Every Child has a Right to Life: Protect Children with Albinism
June 16th every year is the Day of the African Child. The commemoration of this day originates from the valiant children who stood up against the apartheid Government in the streets of Soweto in South Africa for better quality education on 16th June 1976.
This years Guest of Honor in Malawi, Minister of Gender, Children, Disabilities and Social Welfare (MoGCDSW), Dr. Jean Kalilani urged people in the country to join hands in stopping the abduction and killing of people with albinism during the national commemoration at Chiwembu Community Ground in Mwanza district.
It is sad that in this day and era Malawi still holds beliefs that are costing the lives of innocent children. The Minister expressed that every Malawian has the responsibility of ensuring that people with albinism, especially children, are protected from abduction and killings.
Photo Caption: Minister of Gender, Children, Disabilities and Social Welfare (MoGCDSW), Dr. Jean Kalilani at Save the Children’s pavilion
“Creating a safer environment for people with albinism requires a collaborative effort. While government has set up measures of stopping this malpractice communities also need to equally play their roles in promoting and protecting the rights of people with albinism,” she explained.
The minister also assured the audience that Government has put in place effective and efficient measures that would stop perpetrators from abducting and killing albinos in the country. Among others, she said Government has strengthened its judicial system such that cases related to albino abduction and killing would be handled faster and that those found guilty would be given stiffer punishment. With this she gave reference to one of the perpetrators that was recently sentenced to life imprisonment.
Save the Children had its own booth that was advocating for proper nutrition for every child in older to ensure that children are not tempted into destructive behaviors such as prostitution just because they are not getting enough food from their homes. Every child deserves a balanced diet for suitable development. In line with this, Dr. Kalilani asserted that despite families having inadequate provisions, they should always ensure that their children are given enough food in order for them to grow well.
One albino child begged the audience to stop killing children with albinism and called for a moment of silence in honor of all children with albinism that were killed.
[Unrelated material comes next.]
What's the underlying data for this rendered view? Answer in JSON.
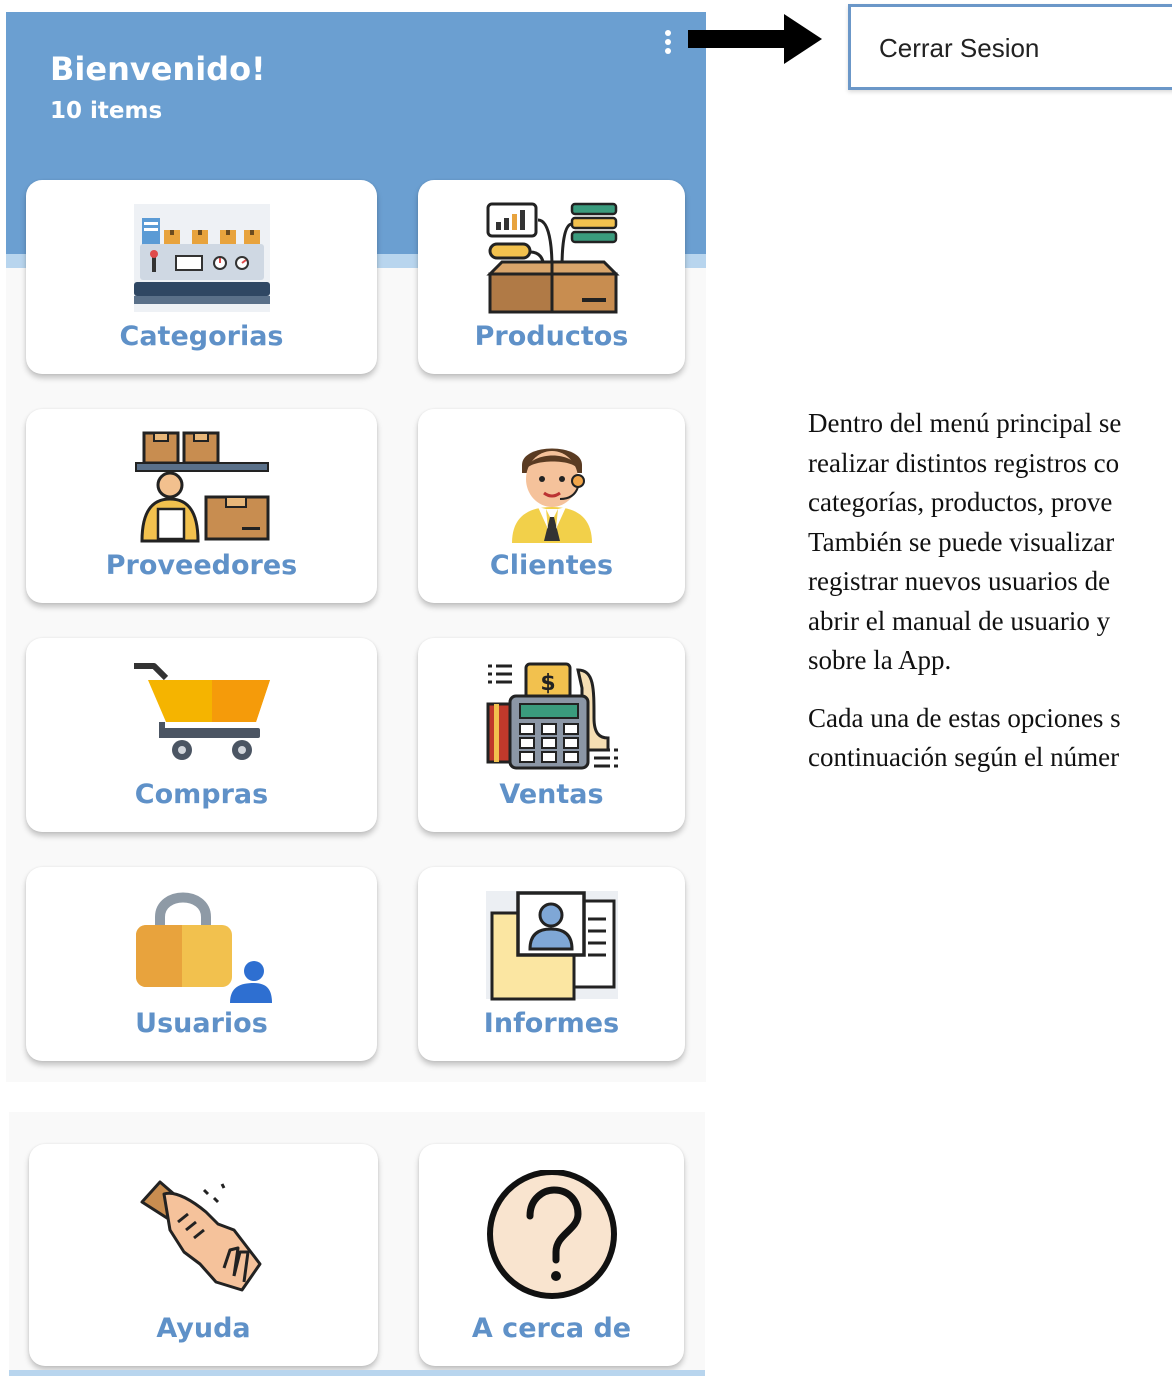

It was a heartbreaking moment that brought tears to others.
Principal Secretary in the Ministry of Gender Children Disability and Social Welfare, Dr. Mary Shawa said the Day of the African Child is very important because it provides opportunities for stakeholders to assess how they have performed in protecting and promoting the rights of children.
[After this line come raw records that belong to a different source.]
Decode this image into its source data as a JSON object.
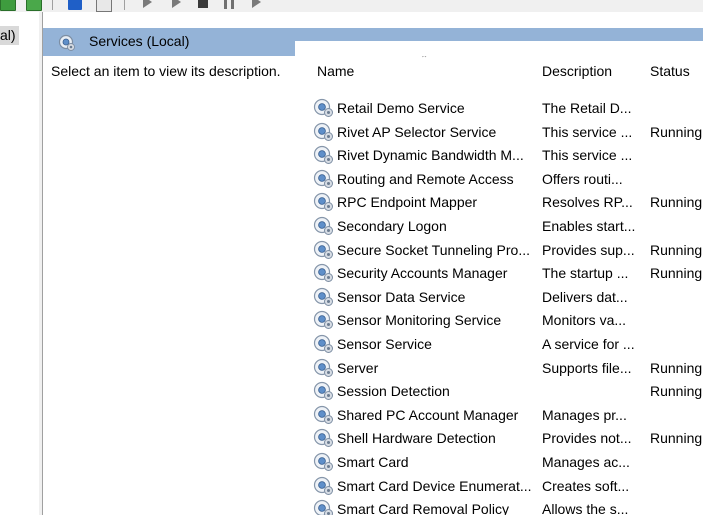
{
  "tree": {
    "selected_label_fragment": "al)"
  },
  "pane": {
    "title": "Services (Local)",
    "description_prompt": "Select an item to view its description."
  },
  "columns": {
    "name": "Name",
    "description": "Description",
    "status": "Status"
  },
  "services": [
    {
      "name": "Retail Demo Service",
      "description": "The Retail D...",
      "status": ""
    },
    {
      "name": "Rivet AP Selector Service",
      "description": "This service ...",
      "status": "Running"
    },
    {
      "name": "Rivet Dynamic Bandwidth M...",
      "description": "This service ...",
      "status": ""
    },
    {
      "name": "Routing and Remote Access",
      "description": "Offers routi...",
      "status": ""
    },
    {
      "name": "RPC Endpoint Mapper",
      "description": "Resolves RP...",
      "status": "Running"
    },
    {
      "name": "Secondary Logon",
      "description": "Enables start...",
      "status": ""
    },
    {
      "name": "Secure Socket Tunneling Pro...",
      "description": "Provides sup...",
      "status": "Running"
    },
    {
      "name": "Security Accounts Manager",
      "description": "The startup ...",
      "status": "Running"
    },
    {
      "name": "Sensor Data Service",
      "description": "Delivers dat...",
      "status": ""
    },
    {
      "name": "Sensor Monitoring Service",
      "description": "Monitors va...",
      "status": ""
    },
    {
      "name": "Sensor Service",
      "description": "A service for ...",
      "status": ""
    },
    {
      "name": "Server",
      "description": "Supports file...",
      "status": "Running"
    },
    {
      "name": "Session Detection",
      "description": "",
      "status": "Running"
    },
    {
      "name": "Shared PC Account Manager",
      "description": "Manages pr...",
      "status": ""
    },
    {
      "name": "Shell Hardware Detection",
      "description": "Provides not...",
      "status": "Running"
    },
    {
      "name": "Smart Card",
      "description": "Manages ac...",
      "status": ""
    },
    {
      "name": "Smart Card Device Enumerat...",
      "description": "Creates soft...",
      "status": ""
    },
    {
      "name": "Smart Card Removal Policy",
      "description": "Allows the s...",
      "status": ""
    }
  ],
  "icons": {
    "toolbar": [
      "refresh-icon",
      "export-list-icon",
      "help-icon",
      "show-hide-action-pane-icon",
      "start-service-icon",
      "start-service-alt-icon",
      "stop-service-icon",
      "pause-service-icon",
      "restart-service-icon"
    ],
    "service": "service-gear-icon"
  },
  "colors": {
    "pane_header": "#94b3d7",
    "selection": "#d9d9d9"
  }
}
“We create amendments in areas where we see we have not done well and maintain areas where our performance has been satisfactory,” she said.
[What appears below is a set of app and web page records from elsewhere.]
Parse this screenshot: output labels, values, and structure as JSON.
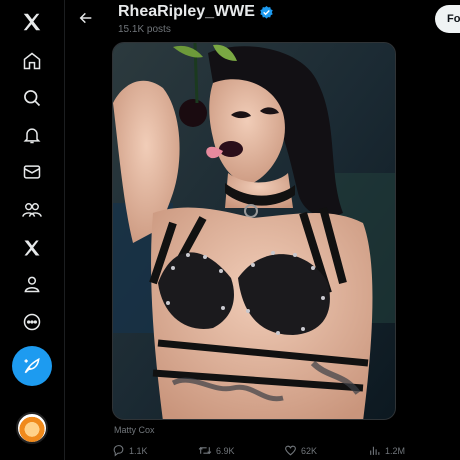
{
  "header": {
    "display_name": "RheaRipley_WWE",
    "posts_count": "15.1K posts",
    "follow_label": "Follow"
  },
  "nav": {
    "items": [
      {
        "icon": "x-logo-icon"
      },
      {
        "icon": "home-icon"
      },
      {
        "icon": "search-icon"
      },
      {
        "icon": "notifications-bell-icon"
      },
      {
        "icon": "messages-envelope-icon"
      },
      {
        "icon": "communities-icon"
      },
      {
        "icon": "premium-x-icon"
      },
      {
        "icon": "profile-icon"
      },
      {
        "icon": "more-circle-icon"
      }
    ],
    "compose_icon": "compose-feather-icon",
    "accent": "#1d9bf0"
  },
  "post": {
    "photo_credit": "Matty Cox",
    "replies": "1.1K",
    "reposts": "6.9K",
    "likes": "62K",
    "views": "1.2M"
  },
  "colors": {
    "background": "#000000",
    "text": "#e7e9ea",
    "muted": "#71767b",
    "verified": "#1d9bf0"
  }
}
Subsequently, Senior Chief Nthache thanked Government for holding the national event in his area, promising to cooperatively work with Government in protecting and promoting the rights of children in the area.
The commemoration was enlivened with performances that carried messages regarding child protection from: hunger, abduction sexual abuse and most of all protecting children with albinism.
By Anissa Chitwanga, Advocacy & Campaign Officer